Southwest Border Food Protection and Emergency Preparedness Center
To facilitate agriculture, consumer, and environmental collaboration, engagement and awareness by providing education programs, planning, training, and exercising to ensure the wellness of the whole community in the southwest borderland and beyond.
Increasing industry and consumer protection.
The Southwest Border Food Protection and Emergency Preparedness Center (SWBFPEPC) was formed in 2005 as the Southwest Border Food Safety and Defense Center. In 2014, we changed our name to reflect the many programs we are involved in. The project is a collaborative effort of New Mexico State University (NMSU) College of Agricultural, Consumer and Environmental Sciences (ACES); Cooperative Extension Service (CES), and the New Mexico Department of Agriculture (NMDA). The project helps protect the nation's food supply against threats ranging from foodborne illnesses, supply chain disruptions to agroterrorism.
We honor a three prong approach to Food Protection: Food Safety, Food Defense and Food Security.
The SWBFPEPC assesses the security of agriculture operations through our AGROGUARD program and provides training for farmers, dairy and livestock producers, public health officials, law enforcement and the public. We maintain first-response trailers across the state stocked with equipment to help officials respond to an agriculture emergency.
National and International Impact
The New Mexico Department of Homeland Security and Emergency Management DHSEM) has designated the SWPFPEPC as the training point of contact for all approved training opportunities dealing with agriculture. We host exercises with partners from across New Mexico in addition to the 10 states along the United States/Mexico border. Some staff, with our partnering universities, have helped develop Department of Homeland Security-certified training courses that are taught nationwide and internationally.
The model for NMSU ACES and CES helps counties develop agriculture preparedness plans. Our S-CAP Project trains county personnel to write an agriculture emergency operations plan annex to their all hazards emergency plan. Another program, the Syndromic Surveillance Project, is quickly becoming the model for animal disease surveillance across the United States. In New Mexico, this is called the ALIRT Program (Agriculture Livestock Incident Response Team).

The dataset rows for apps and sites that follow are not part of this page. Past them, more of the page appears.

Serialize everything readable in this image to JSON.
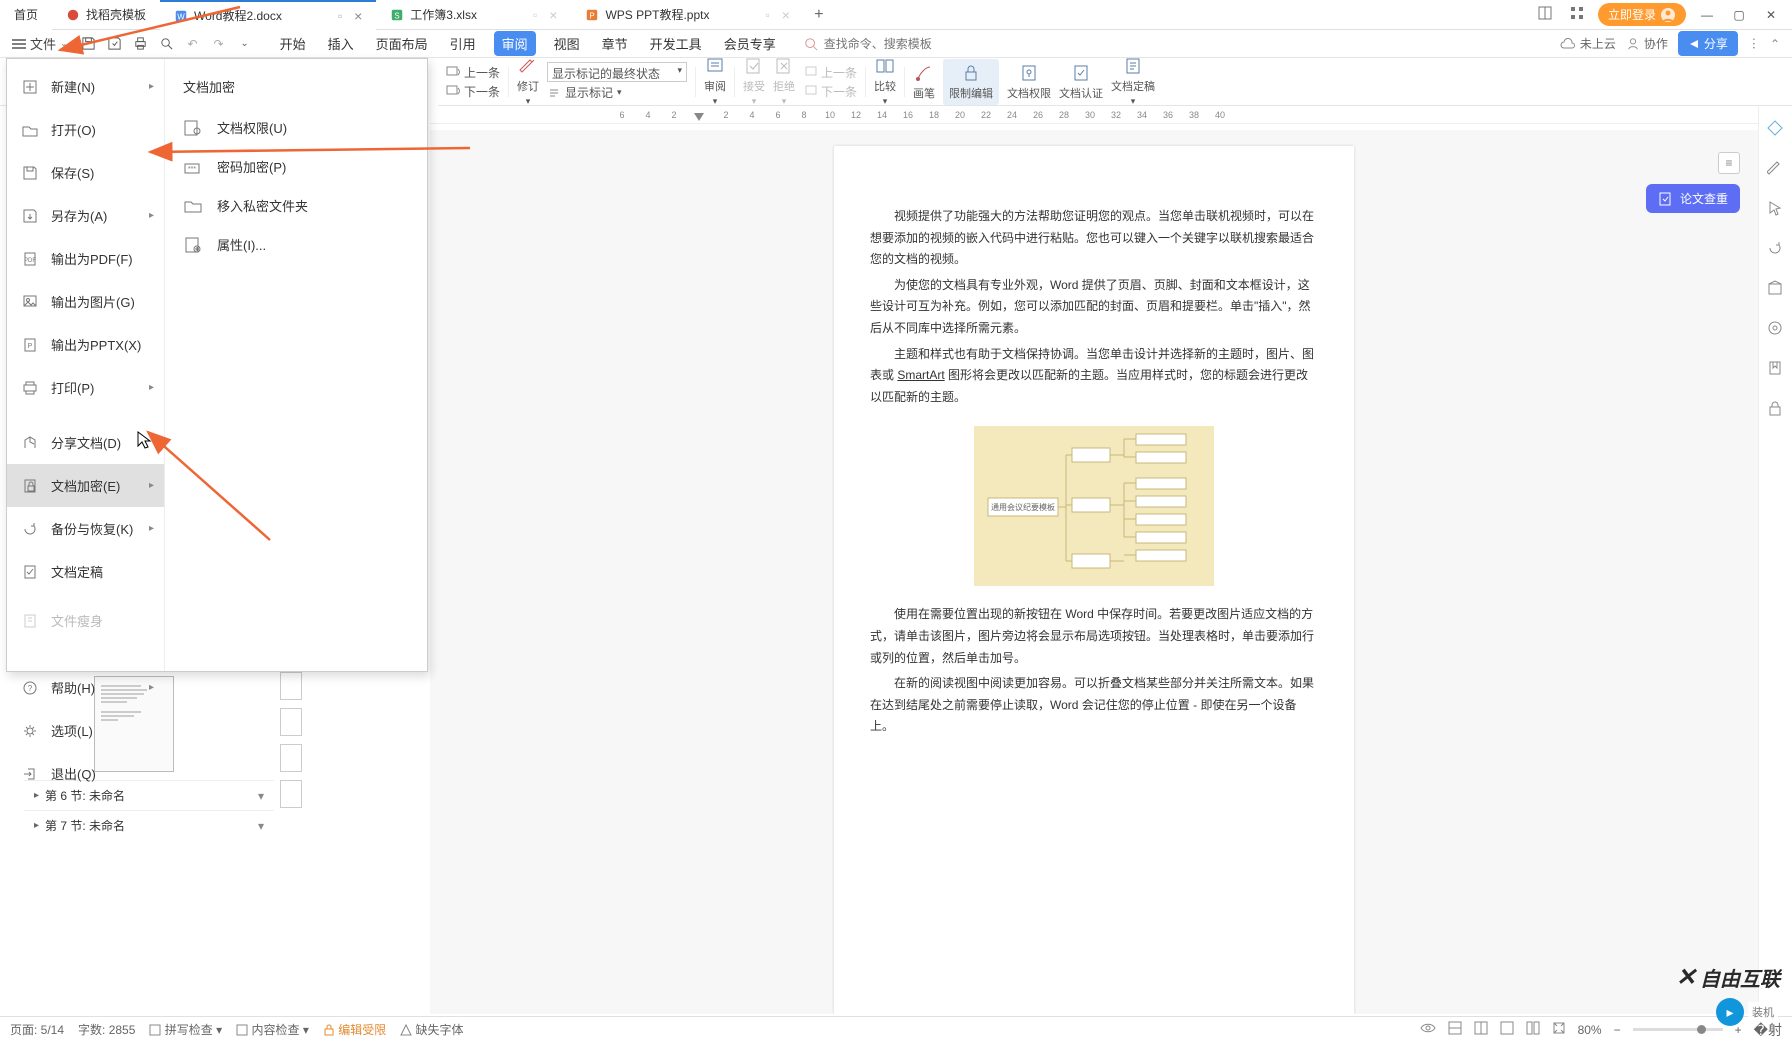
{
  "tabs": {
    "home": "首页",
    "t1": "找稻壳模板",
    "t2": "Word教程2.docx",
    "t3": "工作簿3.xlsx",
    "t4": "WPS PPT教程.pptx"
  },
  "titlebar": {
    "login": "立即登录"
  },
  "menu": {
    "file": "文件",
    "tabs": [
      "开始",
      "插入",
      "页面布局",
      "引用",
      "审阅",
      "视图",
      "章节",
      "开发工具",
      "会员专享"
    ],
    "active_index": 4,
    "search_placeholder": "查找命令、搜索模板",
    "cloud": "未上云",
    "coop": "协作",
    "share": "分享"
  },
  "ribbon": {
    "prev": "上一条",
    "next": "下一条",
    "revise": "修订",
    "show_state_label": "显示标记的最终状态",
    "show_marks": "显示标记",
    "review": "审阅",
    "accept": "接受",
    "reject": "拒绝",
    "go_prev": "上一条",
    "go_next": "下一条",
    "compare": "比较",
    "brush": "画笔",
    "restrict": "限制编辑",
    "doc_perm": "文档权限",
    "doc_auth": "文档认证",
    "doc_final": "文档定稿"
  },
  "file_menu": {
    "items": [
      {
        "label": "新建(N)",
        "arrow": true
      },
      {
        "label": "打开(O)"
      },
      {
        "label": "保存(S)"
      },
      {
        "label": "另存为(A)",
        "arrow": true
      },
      {
        "label": "输出为PDF(F)"
      },
      {
        "label": "输出为图片(G)"
      },
      {
        "label": "输出为PPTX(X)"
      },
      {
        "label": "打印(P)",
        "arrow": true
      },
      {
        "label": "分享文档(D)"
      },
      {
        "label": "文档加密(E)",
        "arrow": true,
        "hover": true
      },
      {
        "label": "备份与恢复(K)",
        "arrow": true
      },
      {
        "label": "文档定稿"
      },
      {
        "label": "文件瘦身",
        "dim": true
      },
      {
        "label": "帮助(H)",
        "arrow": true
      },
      {
        "label": "选项(L)"
      },
      {
        "label": "退出(Q)"
      }
    ],
    "submenu_title": "文档加密",
    "submenu": [
      {
        "label": "文档权限(U)"
      },
      {
        "label": "密码加密(P)"
      },
      {
        "label": "移入私密文件夹"
      },
      {
        "label": "属性(I)..."
      }
    ]
  },
  "ruler": [
    "6",
    "4",
    "2",
    "",
    "2",
    "4",
    "6",
    "8",
    "10",
    "12",
    "14",
    "16",
    "18",
    "20",
    "22",
    "24",
    "26",
    "28",
    "30",
    "32",
    "34",
    "36",
    "38",
    "40"
  ],
  "doc": {
    "p1": "视频提供了功能强大的方法帮助您证明您的观点。当您单击联机视频时，可以在想要添加的视频的嵌入代码中进行粘贴。您也可以键入一个关键字以联机搜索最适合您的文档的视频。",
    "p2a": "为使您的文档具有专业外观，Word 提供了页眉、页脚、封面和文本框设计，这些设计可互为补充。例如，您可以添加匹配的封面、页眉和提要栏。单击\"插入\"，然后从不同库中选择所需元素。",
    "p3a": "主题和样式也有助于文档保持协调。当您单击设计并选择新的主题时，图片、图表或 ",
    "p3link": "SmartArt",
    "p3b": " 图形将会更改以匹配新的主题。当应用样式时，您的标题会进行更改以匹配新的主题。",
    "p4": "使用在需要位置出现的新按钮在 Word 中保存时间。若要更改图片适应文档的方式，请单击该图片，图片旁边将会显示布局选项按钮。当处理表格时，单击要添加行或列的位置，然后单击加号。",
    "p5": "在新的阅读视图中阅读更加容易。可以折叠文档某些部分并关注所需文本。如果在达到结尾处之前需要停止读取，Word 会记住您的停止位置 - 即使在另一个设备上。",
    "diagram_center": "通用会议纪要模板"
  },
  "right": {
    "check": "论文查重"
  },
  "nav": {
    "s6": "第 6 节: 未命名",
    "s7": "第 7 节: 未命名"
  },
  "status": {
    "page": "页面: 5/14",
    "words": "字数: 2855",
    "spell": "拼写检查",
    "content": "内容检查",
    "edit": "编辑受限",
    "font": "缺失字体",
    "zoom": "80%"
  },
  "watermark": {
    "w1": "自由互联",
    "w2": "装机"
  }
}
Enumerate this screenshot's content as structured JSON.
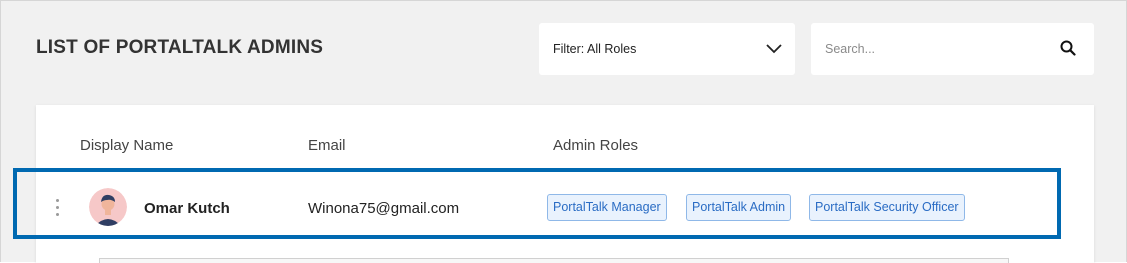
{
  "header": {
    "title": "LIST OF PORTALTALK ADMINS"
  },
  "filter": {
    "label": "Filter: All Roles",
    "icon": "chevron-down-icon"
  },
  "search": {
    "placeholder": "Search...",
    "value": "",
    "icon": "search-icon"
  },
  "table": {
    "columns": [
      "Display Name",
      "Email",
      "Admin Roles"
    ],
    "rows": [
      {
        "name": "Omar Kutch",
        "email": "Winona75@gmail.com",
        "avatar": "avatar-illustration",
        "roles": [
          "PortalTalk Manager",
          "PortalTalk Admin",
          "PortalTalk Security Officer"
        ]
      }
    ]
  },
  "colors": {
    "background": "#f1f1f1",
    "highlight_border": "#0069b1",
    "chip_border": "#8fb8e8",
    "chip_text": "#2a6cc4",
    "chip_bg": "#e9f2fd"
  }
}
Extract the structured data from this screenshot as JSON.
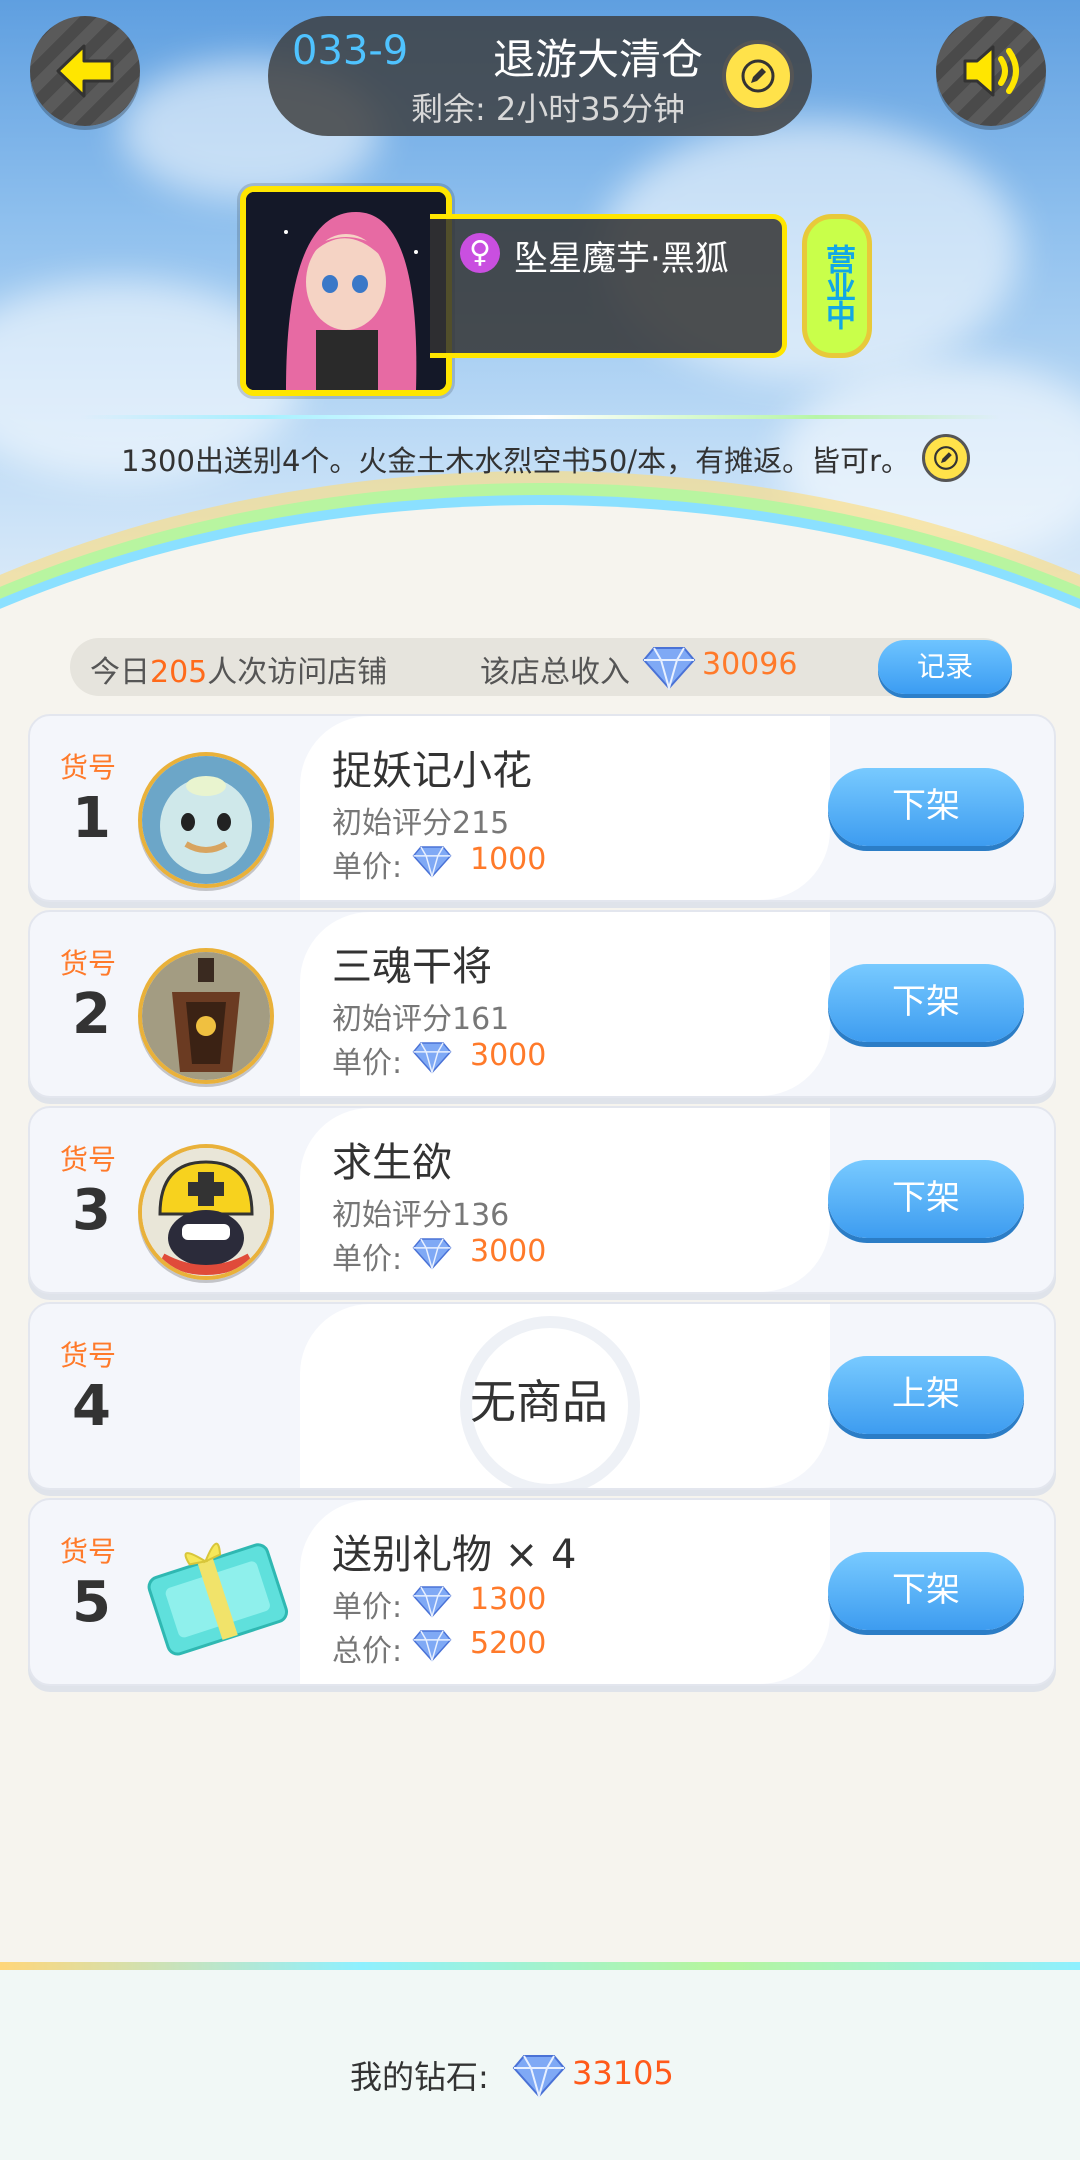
{
  "header": {
    "shop_code": "033-9",
    "shop_name": "退游大清仓",
    "remaining": "剩余: 2小时35分钟",
    "host_name": "坠星魔芋·黑狐",
    "gender_symbol": "♀",
    "status_badge": "营业中",
    "notice": "1300出送别4个。火金土木水烈空书50/本，有摊返。皆可r。"
  },
  "stats": {
    "visits_prefix": "今日",
    "visits_count": "205",
    "visits_suffix": "人次访问店铺",
    "income_label": "该店总收入",
    "income_value": "30096",
    "record_button": "记录"
  },
  "slots": [
    {
      "no_label": "货号",
      "no": "1",
      "name": "捉妖记小花",
      "line1": "初始评分215",
      "price_label": "单价:",
      "price": "1000",
      "button": "下架"
    },
    {
      "no_label": "货号",
      "no": "2",
      "name": "三魂干将",
      "line1": "初始评分161",
      "price_label": "单价:",
      "price": "3000",
      "button": "下架"
    },
    {
      "no_label": "货号",
      "no": "3",
      "name": "求生欲",
      "line1": "初始评分136",
      "price_label": "单价:",
      "price": "3000",
      "button": "下架"
    },
    {
      "no_label": "货号",
      "no": "4",
      "empty_text": "无商品",
      "button": "上架"
    },
    {
      "no_label": "货号",
      "no": "5",
      "name": "送别礼物 × 4",
      "price_label": "单价:",
      "price": "1300",
      "total_label": "总价:",
      "total": "5200",
      "button": "下架"
    }
  ],
  "footer": {
    "label": "我的钻石:",
    "value": "33105"
  },
  "colors": {
    "accent_orange": "#ff7a2a",
    "button_blue": "#3d9cf0",
    "frame_yellow": "#ffe600"
  }
}
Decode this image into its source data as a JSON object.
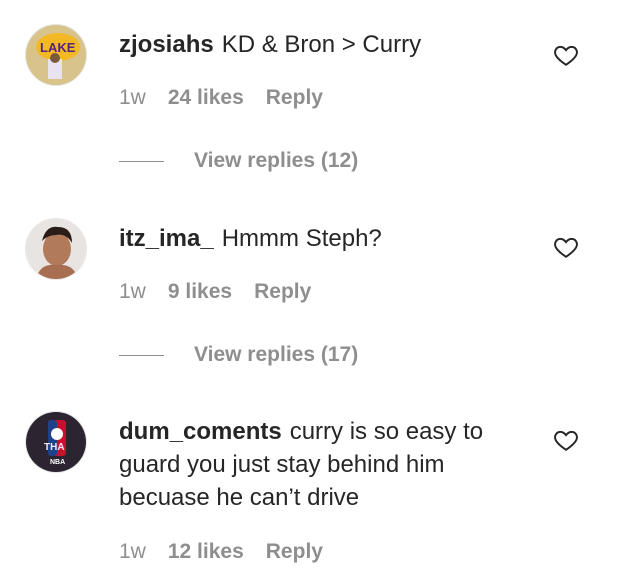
{
  "comments": [
    {
      "username": "zjosiahs",
      "text": "KD & Bron > Curry",
      "time": "1w",
      "likes": "24 likes",
      "reply": "Reply",
      "view_replies": "View replies (12)",
      "avatar_icon": "lakers-logo-avatar"
    },
    {
      "username": "itz_ima_",
      "text": "Hmmm Steph?",
      "time": "1w",
      "likes": "9 likes",
      "reply": "Reply",
      "view_replies": "View replies (17)",
      "avatar_icon": "person-avatar"
    },
    {
      "username": "dum_coments",
      "text": "curry is so easy to guard you just stay behind him becuase he can’t drive",
      "time": "1w",
      "likes": "12 likes",
      "reply": "Reply",
      "avatar_icon": "nba-logo-avatar"
    }
  ],
  "colors": {
    "text": "#262626",
    "secondary": "#8e8e8e",
    "background": "#ffffff"
  }
}
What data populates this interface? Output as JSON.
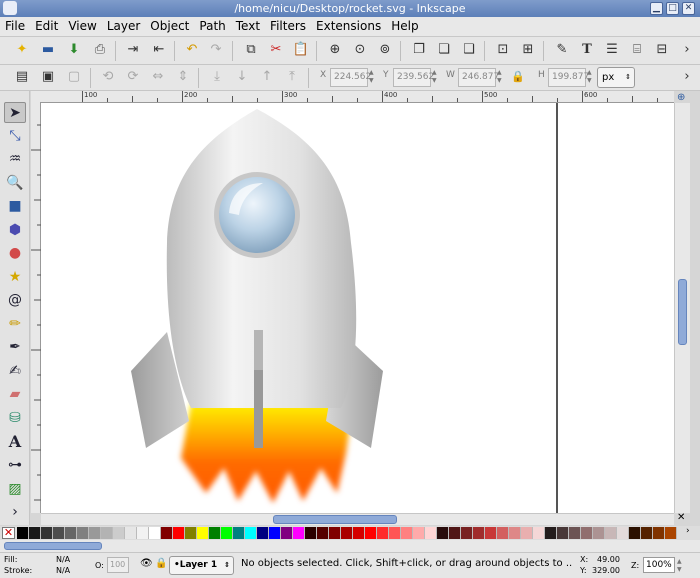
{
  "window": {
    "title": "/home/nicu/Desktop/rocket.svg - Inkscape"
  },
  "menu": [
    "File",
    "Edit",
    "View",
    "Layer",
    "Object",
    "Path",
    "Text",
    "Filters",
    "Extensions",
    "Help"
  ],
  "coords": {
    "x_label": "X",
    "x_value": "224.562",
    "y_label": "Y",
    "y_value": "239.562",
    "w_label": "W",
    "w_value": "246.877",
    "h_label": "H",
    "h_value": "199.877",
    "unit": "px"
  },
  "ruler_numbers": [
    "100",
    "200",
    "300",
    "400",
    "500",
    "600"
  ],
  "palette_colors": [
    "#000000",
    "#1a1a1a",
    "#333333",
    "#4d4d4d",
    "#666666",
    "#808080",
    "#999999",
    "#b3b3b3",
    "#cccccc",
    "#e6e6e6",
    "#f2f2f2",
    "#ffffff",
    "#800000",
    "#ff0000",
    "#808000",
    "#ffff00",
    "#008000",
    "#00ff00",
    "#008080",
    "#00ffff",
    "#000080",
    "#0000ff",
    "#800080",
    "#ff00ff",
    "#2b0000",
    "#550000",
    "#800000",
    "#aa0000",
    "#d40000",
    "#ff0000",
    "#ff2a2a",
    "#ff5555",
    "#ff8080",
    "#ffaaaa",
    "#ffd5d5",
    "#280b0b",
    "#501616",
    "#782121",
    "#a02c2c",
    "#c83737",
    "#d35f5f",
    "#de8787",
    "#e9afaf",
    "#f4d7d7",
    "#241c1c",
    "#483737",
    "#6c5353",
    "#916f6f",
    "#ac9393",
    "#c8b7b7",
    "#e3dbdb",
    "#2b1100",
    "#552200",
    "#803300",
    "#aa4400"
  ],
  "status": {
    "fill_label": "Fill:",
    "fill_value": "N/A",
    "stroke_label": "Stroke:",
    "stroke_value": "N/A",
    "opacity_label": "O:",
    "opacity_value": "100",
    "layer": "•Layer 1",
    "message": "No objects selected. Click, Shift+click, or drag around objects to ...",
    "x_label": "X:",
    "x_value": "49.00",
    "y_label": "Y:",
    "y_value": "329.00",
    "zoom_label": "Z:",
    "zoom_value": "100%"
  }
}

In the majority of New Mexico's 33 counties, agriculture is the #1 economic engine and the SWBFPEPC works diligently to protect this critical infrastructure. We train emergency responders, law enforcement, extension personnel (including agriculture agents, home economists and nutrition educators) and NMDA personnel in agriculture security, food protection and family, business and community preparedness.